The Fotonovela Project: Bilingual Education for Healthy and Safe Participation in Occupations for Migrant Farm workers
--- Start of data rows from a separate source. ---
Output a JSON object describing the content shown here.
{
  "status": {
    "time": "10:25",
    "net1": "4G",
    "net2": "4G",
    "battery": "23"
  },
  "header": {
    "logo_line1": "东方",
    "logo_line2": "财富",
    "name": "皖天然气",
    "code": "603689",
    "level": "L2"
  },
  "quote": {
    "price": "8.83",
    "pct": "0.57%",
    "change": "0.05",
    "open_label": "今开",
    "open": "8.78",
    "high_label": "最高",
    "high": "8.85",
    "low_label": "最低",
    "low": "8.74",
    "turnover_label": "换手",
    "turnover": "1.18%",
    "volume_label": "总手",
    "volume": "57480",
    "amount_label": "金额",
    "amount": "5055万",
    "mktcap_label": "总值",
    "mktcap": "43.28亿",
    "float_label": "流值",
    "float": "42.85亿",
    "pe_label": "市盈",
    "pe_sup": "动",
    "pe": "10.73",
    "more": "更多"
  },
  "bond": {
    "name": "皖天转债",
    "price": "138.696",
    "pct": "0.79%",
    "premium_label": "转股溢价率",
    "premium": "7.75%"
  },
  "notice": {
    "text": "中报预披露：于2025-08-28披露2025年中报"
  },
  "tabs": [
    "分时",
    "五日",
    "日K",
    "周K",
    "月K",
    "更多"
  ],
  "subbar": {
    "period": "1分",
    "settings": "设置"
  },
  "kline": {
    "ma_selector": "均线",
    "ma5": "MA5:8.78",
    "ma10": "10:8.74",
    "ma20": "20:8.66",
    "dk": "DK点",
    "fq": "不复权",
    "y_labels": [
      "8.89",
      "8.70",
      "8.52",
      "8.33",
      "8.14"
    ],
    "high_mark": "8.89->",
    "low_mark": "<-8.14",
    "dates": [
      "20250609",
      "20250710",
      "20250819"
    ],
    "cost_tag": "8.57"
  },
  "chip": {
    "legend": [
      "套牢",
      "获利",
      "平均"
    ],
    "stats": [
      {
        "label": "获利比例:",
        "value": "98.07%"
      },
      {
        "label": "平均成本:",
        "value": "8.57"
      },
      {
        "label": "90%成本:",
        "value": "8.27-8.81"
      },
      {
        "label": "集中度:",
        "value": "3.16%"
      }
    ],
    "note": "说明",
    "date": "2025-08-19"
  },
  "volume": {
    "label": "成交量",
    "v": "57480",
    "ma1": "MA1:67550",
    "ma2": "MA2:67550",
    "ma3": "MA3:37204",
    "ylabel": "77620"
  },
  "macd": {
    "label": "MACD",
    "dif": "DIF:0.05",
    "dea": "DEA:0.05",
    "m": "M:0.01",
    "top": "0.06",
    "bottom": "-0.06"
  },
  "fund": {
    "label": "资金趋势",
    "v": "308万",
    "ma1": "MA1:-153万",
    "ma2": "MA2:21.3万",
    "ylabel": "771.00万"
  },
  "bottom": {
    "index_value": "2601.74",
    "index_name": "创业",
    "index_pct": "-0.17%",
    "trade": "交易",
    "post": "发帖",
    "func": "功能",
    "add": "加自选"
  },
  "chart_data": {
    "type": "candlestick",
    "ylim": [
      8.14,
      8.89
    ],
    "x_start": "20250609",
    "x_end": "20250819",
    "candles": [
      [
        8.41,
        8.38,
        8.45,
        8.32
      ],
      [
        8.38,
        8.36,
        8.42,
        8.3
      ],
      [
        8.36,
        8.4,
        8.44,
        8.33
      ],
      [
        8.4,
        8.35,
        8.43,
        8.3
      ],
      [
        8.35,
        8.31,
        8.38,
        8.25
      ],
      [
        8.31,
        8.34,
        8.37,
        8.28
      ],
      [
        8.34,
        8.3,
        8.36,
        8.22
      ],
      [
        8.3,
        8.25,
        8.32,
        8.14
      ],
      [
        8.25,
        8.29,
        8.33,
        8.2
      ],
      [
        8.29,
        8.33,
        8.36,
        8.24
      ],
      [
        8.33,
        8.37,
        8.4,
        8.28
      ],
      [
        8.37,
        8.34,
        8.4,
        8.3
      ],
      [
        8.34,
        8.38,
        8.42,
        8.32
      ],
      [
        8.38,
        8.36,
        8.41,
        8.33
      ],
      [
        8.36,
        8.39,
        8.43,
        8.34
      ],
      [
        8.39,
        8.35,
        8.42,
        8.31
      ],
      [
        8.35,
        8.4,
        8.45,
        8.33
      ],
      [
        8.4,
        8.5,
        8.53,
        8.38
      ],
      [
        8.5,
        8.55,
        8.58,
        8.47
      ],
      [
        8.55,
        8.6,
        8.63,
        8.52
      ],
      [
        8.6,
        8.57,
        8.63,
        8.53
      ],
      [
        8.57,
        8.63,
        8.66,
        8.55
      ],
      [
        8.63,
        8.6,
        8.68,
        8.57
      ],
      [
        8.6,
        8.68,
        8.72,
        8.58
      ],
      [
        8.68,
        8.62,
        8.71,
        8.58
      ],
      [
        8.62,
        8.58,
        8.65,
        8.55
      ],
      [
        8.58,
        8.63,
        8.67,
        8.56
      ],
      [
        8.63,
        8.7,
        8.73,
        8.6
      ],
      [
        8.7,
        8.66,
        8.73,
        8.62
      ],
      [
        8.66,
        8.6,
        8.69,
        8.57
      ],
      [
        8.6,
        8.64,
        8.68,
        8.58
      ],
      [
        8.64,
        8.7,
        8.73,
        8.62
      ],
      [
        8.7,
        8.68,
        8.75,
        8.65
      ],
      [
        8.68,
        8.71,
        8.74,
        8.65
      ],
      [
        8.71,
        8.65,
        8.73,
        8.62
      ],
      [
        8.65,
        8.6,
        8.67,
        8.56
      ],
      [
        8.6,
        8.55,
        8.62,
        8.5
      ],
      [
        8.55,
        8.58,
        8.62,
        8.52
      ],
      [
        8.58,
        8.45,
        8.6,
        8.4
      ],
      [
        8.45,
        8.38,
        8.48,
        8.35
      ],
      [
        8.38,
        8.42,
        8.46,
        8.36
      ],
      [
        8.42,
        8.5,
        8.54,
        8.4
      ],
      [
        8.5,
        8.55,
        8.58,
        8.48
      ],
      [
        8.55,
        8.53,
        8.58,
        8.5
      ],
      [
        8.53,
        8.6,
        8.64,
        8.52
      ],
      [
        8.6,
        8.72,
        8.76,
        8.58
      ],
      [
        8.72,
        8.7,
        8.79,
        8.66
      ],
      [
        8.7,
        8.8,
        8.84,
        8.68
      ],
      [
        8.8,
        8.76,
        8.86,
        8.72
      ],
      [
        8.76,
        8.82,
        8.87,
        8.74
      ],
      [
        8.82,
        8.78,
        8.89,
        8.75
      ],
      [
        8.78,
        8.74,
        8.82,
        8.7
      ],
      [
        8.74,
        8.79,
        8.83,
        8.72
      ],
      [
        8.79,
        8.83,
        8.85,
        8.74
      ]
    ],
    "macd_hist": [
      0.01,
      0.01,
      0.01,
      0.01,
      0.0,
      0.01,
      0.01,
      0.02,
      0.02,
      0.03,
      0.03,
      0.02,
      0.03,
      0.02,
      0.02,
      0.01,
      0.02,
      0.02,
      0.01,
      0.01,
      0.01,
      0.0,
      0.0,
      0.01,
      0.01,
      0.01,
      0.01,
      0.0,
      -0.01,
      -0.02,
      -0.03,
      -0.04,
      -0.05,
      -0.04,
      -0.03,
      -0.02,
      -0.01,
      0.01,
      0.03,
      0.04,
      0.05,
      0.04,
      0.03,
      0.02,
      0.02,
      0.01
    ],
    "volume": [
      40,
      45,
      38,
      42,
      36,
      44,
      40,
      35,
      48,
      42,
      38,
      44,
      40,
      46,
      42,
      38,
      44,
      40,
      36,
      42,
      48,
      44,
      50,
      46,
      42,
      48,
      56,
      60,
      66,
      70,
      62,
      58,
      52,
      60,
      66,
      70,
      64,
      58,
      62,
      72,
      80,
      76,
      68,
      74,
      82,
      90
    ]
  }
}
The Latino, Hispanic, population of Fayette county in Kentucky grew 235% (compare to an overall population increase of 16%in the county) between 1990 and 2000, in response to the need for labor in the tobacco and horse industries. The Latino population in Fayette County is primarily from Mexico. The “labor market insertion” of the immigrants is now past the initial, transient, seasonal stage with many workers and working families employed in low wage service jobs, especially in the hospitality industry, construction industry or in factories. The majority of the Mexican immigrants are living with family and relatives, including children (Rich & Miranda, 2005). Health access and resources are a primary concern for Latino migrant farm workers in Kentucky and the United States. The Latino migrants in Fayette County experience the same problems as Latino immigrants throughout the United States, such as availability of culturally, linguistically, and financially appropriate health care services. This poster presents the development of several fotonovelas, bilingual picture booklets, for The Bluegrass Farm worker Health Center in Lexington, Kentucky, a capstone service learning project of occupational science students in Eastern Kentucky University’s Bachelor of Science in Occupational Science program. The authors first reviewed and archived literature related to culture, politics and health of migrant workers. Then, after a needs assessment at the Center, they created occupationally oriented fotonovelas to address the areas prioritized by the staff and the literature: pesticide safety, safe body mechanics for working in the tobacco fields and dental hygiene. The process of developing these novellas involved extensive interfacing with some members of the community and translators. The fotonovelas will be distributed at the Center and in the migrant community, and will be used as in-house educational materials by the BFHC staff. This project served, effectively, as a bridge from the bachelor’s level occupational science program to the master’s level occupational therapy program as the students applied their knowledge of occupation and health in an occupational justice context